Andrew W. Mellon Penn Faculty Fellow in the Humanities

20032004 Forum on Belief

Leslie Dawn Caliahan

Assistant Professor, Religious Studies

Wonderworking Power: Violence, Racial Difference and the Development of Pentecostal Religious Culture

How did a desire for power shape the religious and racial identities of early black Pentecostals prior to World War II? Callahan will study the development of the Black Pentecostal belief in empowerment through the Holy Spirit, which emerged against a backdrop of intense social, psychological, and physical violence, and may be read as a reflection of how many black Pentecostals dealt with their constant awareness of racial terror after Reconstruction.

While at the Forum, Callahan will focus on a study of the devotional life and ministry of Elizabeth J. Dabney in Philadelphia during the 1930s and 1940s. When Mother Dabney's husband began pastoral expansion into a "wicked" North Philadelphia neighborhood, she initiated an intensive three-year prayer ministry that would culminate in her success in "praying through," reaching the pinnacle of mystical contact with God. With this newfound entrée into God's glory, Mother Dabney translated her belief in God into the personal power to accomplish both spiritual and temporal goals, becoming a nationally recognized and financially prosperous evangelist.

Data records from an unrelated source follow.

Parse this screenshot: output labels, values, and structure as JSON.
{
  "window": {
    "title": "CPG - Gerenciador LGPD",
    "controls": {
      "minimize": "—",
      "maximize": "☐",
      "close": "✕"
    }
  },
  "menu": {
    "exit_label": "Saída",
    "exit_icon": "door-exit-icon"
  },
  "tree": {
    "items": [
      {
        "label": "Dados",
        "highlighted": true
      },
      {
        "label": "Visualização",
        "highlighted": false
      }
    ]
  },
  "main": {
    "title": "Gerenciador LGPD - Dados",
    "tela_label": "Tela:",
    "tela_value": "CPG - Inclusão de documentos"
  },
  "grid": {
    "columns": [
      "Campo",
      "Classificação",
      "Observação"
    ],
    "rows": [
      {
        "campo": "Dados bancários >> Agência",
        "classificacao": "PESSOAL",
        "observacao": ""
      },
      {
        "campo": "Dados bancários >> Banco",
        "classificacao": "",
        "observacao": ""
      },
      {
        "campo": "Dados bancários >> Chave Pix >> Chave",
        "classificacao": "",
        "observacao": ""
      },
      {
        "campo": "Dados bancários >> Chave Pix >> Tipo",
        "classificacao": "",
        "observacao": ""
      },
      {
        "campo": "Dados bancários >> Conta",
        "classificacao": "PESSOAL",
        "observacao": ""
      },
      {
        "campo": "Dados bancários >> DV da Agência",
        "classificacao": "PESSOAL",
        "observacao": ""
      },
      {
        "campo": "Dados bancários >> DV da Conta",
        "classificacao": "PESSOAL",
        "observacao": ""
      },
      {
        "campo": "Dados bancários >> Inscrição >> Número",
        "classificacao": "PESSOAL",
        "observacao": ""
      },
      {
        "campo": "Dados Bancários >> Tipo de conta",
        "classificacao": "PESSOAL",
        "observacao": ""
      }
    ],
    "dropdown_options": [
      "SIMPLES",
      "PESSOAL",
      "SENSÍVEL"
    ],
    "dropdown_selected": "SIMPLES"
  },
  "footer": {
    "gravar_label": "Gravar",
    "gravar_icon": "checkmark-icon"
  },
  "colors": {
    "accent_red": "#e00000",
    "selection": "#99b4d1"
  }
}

As Callahan proceeds with her research, she will trace how Mother Dabney's understanding of the threat of urban violence informed the development of this evangelical work.